When is the best time to wean piglets or can they be weaned naturally? Piglets are generally weaned from about 8 weeks if they are not commercial pigs but they can be weaned naturally by the sow up to 12 weeks of age. Things to consider are piglets feeding habits as a quick change in diet can lead to scours, the number of piglets and whether they have had their teeth clipped, the condition of the sow, her teats and the amount of milk she is producing, the age of the piglets as weaning can cause stress, where to locate the sows upon weaning and when you want the next litter. Click on the title question for more information relating to this forum question.
Runt of litter growing slowly advice needed. A runt of the litter may need to be hand reared or they may need their food supplemented if they are not getting enough milk from the sow. A good tip at weaning time is to leave the runt with the sow as this will help to stop the sow from getting mastitis and also help the runt to grow more quickly as they won't be competing with the other piglets for milk or creep feed. Click on the title question for more information relating to this forum question.
Hand Rearing Piglets Bottle feeding can take place every four hours, although in the first 24 hours they will do better if fed every two to three hours. Piglets can be fed sow milk powder, sow’s milk or baby milk. Make sure the milk is at blood temperature and start with about 10-20ml and then build up to 75-100ml by which time you will only be feeding the piglets 3 or 4 times a day. Click on the title question for more information relating to this forum question.
That's all folks.
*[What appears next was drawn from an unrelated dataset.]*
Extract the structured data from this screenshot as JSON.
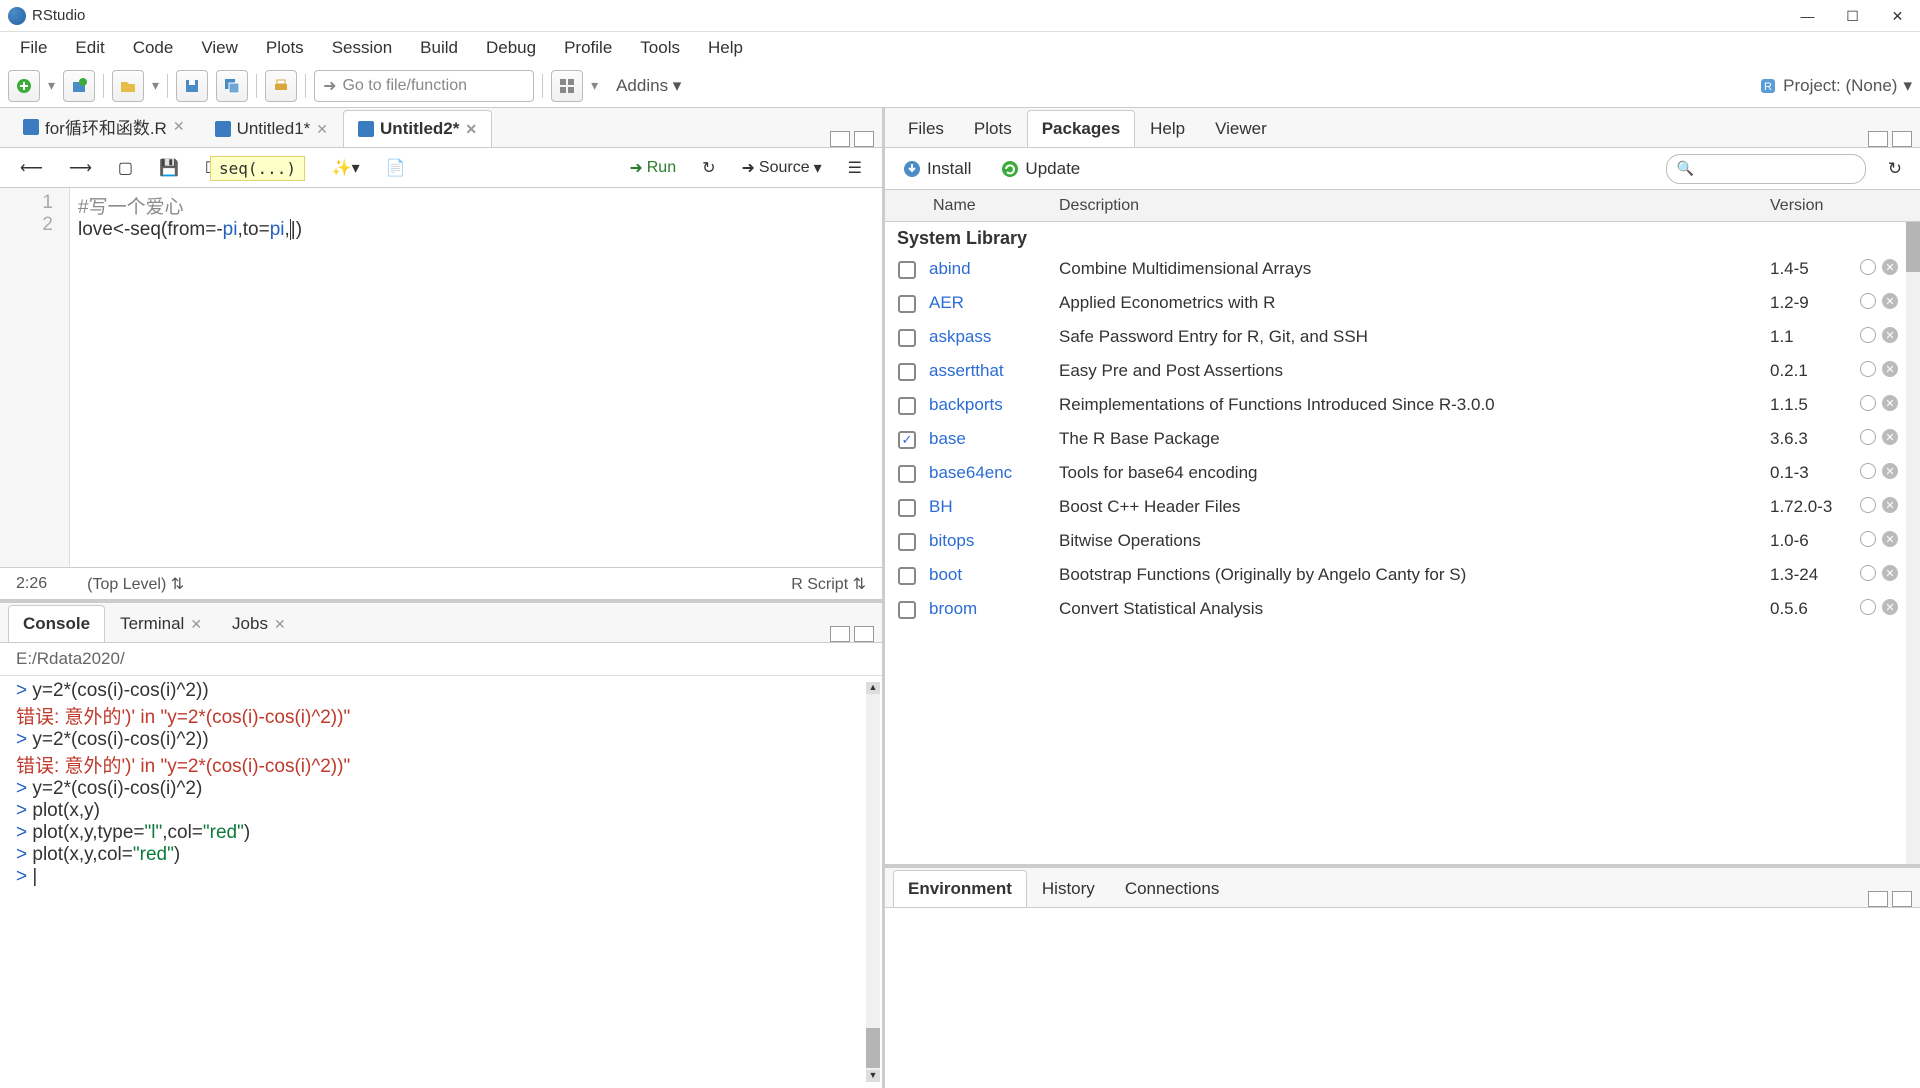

Don't forget you can forward this email to a friend by following the link at the bottom of this newletter and you can easily unsubscribe if this is not for you. For those of you interested in other livestock there will be a poultry and cattle related newsletter coming out soon.
Sara @ farmingfriends
If you have a topic you would like to see discussed on a future pig related newsletter then please email your suggestions to
Connect with farmingfriends on twitter.
Become a fan of farmingfriends on Facebook.
|News From The FarmI have been keeping and breeding pedigree Saddleback pigs for two years. My two Saddleback pigs, Cagney and Lacy have produced four litters each and many of the weaners were sold to smallholders for breeding. I was delighted when I received an email last week letting me know that three of the gilts have just had a litter of piglets.I also received a phone call last night enquiring if I had any Saddleback weaners from a repeat customer, who last time bought my runt of the litter who I hand reared as he had splayed legs due to Lacy trying to snaffle him. I enquired about "Splays" and was delighted to hear that they named him Geoffrey and although he grew slower than the others he has grown into a lovely pig.Popular & Useful Pig Posts
Breeding GiltsSigns Of A Gilt Or Sow About to Farrow
Preparing For A Farrowing Sow
Pig FencingBreeds Of PigsExcellent Book For The BeginnerStarting With Pigs by Andy Case £7.95+P&P
A straight forward and readable book for the small scale pig keeper, this is an excellent and practical introduction that is also up-to-date with the relevant regulations. Concentrating on the older, more traditional breeds, it covers housing and free-range management, feeding, breeding and rearing, buying and selling. Pigs For Sale or Wanted If you are looking to buy or sell pigs then check out the Farmers Market on the farmingfriends forum or email me if you want to know more about any of the pigs for sale or you have pigs to sell.Farming Friends Pig Forum
If you want to chat with other pig enthusiasts or ask a question related to pig keeping or breeding then visit the Farming Friends Pig Forum Questions & Photos If you have a question about pigs or photos you'd like to share then you can email them to firstname.lastname@example.org